switch (variable) {
case expression1:
do something 1;
break;
case expression2:
do something 2;
break;
....
default:
do default processing;
}

Logical Operators

In more realistic examples, it is probably necessary to evaluate multiple conditions to determine what parts of code should execute. For instance, if condition 1 is true and condition 2 is true process one way, if condition 1 is true and condition two is false process another way. C provides several logical operators that allow more complex relational expressions to be formed and evaluated.

 Operator Description Example Evaluation && AND (5 > 1) && (3>10) False && AND (2 >1) && (10 > 9) True || OR (3> 1) || (10 > 11) True || OR (4> 2) || (10 > 5) True ! NOT !(5>1) False ! NOT !(2 > 3) True

As can be seen in this table, && will return true only if both expressions are true, while || will be true if either expression is true. The operator "!" provides logical negation. One very important consideration when forming expressions is the order of precedence (what is executed when) of the relational and logical operators. Relational operators are of higher precedence (they are executed first) than the logical and the order of evaluation is from left to right. Here are some examples that illustrate what this means.

if (myChoice == 'A' and myAge < 25) is evaluated as
if ((myChoice == 'A') and (myAge < 25))

Suppose x = 8, y = 49, z = 1.
if (x < 7 && y > 50 || z < 2) is evaluated as
if (((x < 7) && (y > 50)) || (z < 2)) which is TRUE, not as
if ((x < 7) && ((y > 50) || (z < 2)) which is FALSE.

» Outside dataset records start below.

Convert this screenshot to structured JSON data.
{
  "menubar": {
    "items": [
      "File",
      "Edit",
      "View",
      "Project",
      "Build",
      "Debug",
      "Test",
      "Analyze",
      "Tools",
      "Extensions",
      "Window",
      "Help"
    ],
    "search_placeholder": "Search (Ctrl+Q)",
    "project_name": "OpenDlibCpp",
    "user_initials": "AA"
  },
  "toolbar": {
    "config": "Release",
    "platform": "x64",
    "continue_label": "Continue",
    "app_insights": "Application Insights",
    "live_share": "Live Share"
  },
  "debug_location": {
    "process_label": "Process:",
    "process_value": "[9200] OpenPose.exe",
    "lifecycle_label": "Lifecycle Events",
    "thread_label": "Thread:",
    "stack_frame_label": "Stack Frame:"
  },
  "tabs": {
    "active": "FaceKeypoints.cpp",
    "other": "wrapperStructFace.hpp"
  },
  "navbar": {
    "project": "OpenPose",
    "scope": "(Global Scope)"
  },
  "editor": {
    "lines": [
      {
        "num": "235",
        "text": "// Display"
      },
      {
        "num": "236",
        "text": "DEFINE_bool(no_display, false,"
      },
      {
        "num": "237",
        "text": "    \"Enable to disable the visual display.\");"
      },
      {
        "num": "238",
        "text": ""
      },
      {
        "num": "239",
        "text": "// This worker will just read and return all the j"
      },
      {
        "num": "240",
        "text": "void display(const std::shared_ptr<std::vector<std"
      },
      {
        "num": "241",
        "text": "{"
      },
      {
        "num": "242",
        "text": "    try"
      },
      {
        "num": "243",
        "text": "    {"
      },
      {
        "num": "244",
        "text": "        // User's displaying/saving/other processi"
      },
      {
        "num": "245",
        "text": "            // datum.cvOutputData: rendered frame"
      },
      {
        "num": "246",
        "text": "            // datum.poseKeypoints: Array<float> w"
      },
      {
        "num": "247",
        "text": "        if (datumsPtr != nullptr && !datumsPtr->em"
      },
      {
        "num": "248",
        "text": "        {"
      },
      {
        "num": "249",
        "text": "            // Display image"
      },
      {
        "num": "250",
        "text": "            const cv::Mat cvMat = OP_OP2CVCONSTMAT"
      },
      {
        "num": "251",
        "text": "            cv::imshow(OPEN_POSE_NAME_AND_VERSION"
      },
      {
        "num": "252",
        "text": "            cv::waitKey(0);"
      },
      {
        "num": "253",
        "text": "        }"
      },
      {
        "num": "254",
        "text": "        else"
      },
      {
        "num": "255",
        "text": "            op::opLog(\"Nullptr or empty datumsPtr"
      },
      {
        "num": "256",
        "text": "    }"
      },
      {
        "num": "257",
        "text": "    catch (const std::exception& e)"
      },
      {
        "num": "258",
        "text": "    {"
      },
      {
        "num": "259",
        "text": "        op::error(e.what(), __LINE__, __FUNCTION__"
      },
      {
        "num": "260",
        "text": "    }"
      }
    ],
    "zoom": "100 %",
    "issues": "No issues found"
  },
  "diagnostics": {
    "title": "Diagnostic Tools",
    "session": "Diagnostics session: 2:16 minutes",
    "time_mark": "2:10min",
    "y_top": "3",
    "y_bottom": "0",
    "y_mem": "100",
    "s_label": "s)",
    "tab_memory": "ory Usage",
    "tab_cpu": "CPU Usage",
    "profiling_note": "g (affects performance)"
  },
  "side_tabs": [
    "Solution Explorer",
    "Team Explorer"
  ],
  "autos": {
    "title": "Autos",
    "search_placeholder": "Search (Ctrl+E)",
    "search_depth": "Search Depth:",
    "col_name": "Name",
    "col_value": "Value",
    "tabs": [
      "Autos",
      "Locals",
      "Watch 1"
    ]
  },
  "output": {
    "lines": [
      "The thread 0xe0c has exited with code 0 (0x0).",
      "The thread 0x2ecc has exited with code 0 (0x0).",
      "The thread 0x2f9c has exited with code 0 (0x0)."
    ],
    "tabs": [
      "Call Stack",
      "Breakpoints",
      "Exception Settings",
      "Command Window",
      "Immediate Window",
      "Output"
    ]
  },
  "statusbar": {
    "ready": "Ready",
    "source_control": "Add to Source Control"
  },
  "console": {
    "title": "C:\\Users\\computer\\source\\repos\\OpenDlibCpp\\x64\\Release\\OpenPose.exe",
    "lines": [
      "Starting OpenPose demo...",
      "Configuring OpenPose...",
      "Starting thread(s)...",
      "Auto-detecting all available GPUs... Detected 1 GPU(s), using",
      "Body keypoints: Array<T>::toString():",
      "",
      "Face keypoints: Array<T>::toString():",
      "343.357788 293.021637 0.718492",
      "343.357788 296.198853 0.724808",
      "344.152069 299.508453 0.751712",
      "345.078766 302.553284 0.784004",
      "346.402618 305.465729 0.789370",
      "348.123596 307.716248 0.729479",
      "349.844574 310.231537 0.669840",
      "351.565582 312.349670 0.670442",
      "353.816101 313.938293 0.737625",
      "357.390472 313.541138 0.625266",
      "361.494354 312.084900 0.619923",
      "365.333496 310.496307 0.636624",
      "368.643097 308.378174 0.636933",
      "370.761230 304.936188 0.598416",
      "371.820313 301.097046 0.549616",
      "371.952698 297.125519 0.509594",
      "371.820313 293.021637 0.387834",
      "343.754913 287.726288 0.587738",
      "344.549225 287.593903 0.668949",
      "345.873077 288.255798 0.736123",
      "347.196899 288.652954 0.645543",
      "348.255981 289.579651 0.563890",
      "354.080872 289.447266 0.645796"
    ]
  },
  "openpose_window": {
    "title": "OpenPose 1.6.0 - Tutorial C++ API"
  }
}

Now, here are a few final points to wrap up this lesson. First, even if you are sure about the order of precedence of an expression, use many parenthesis (just in case). This serves to increase readability and will help avoid errors. Second, there is such a thing as green tea ice cream and I recommend that you not buy it.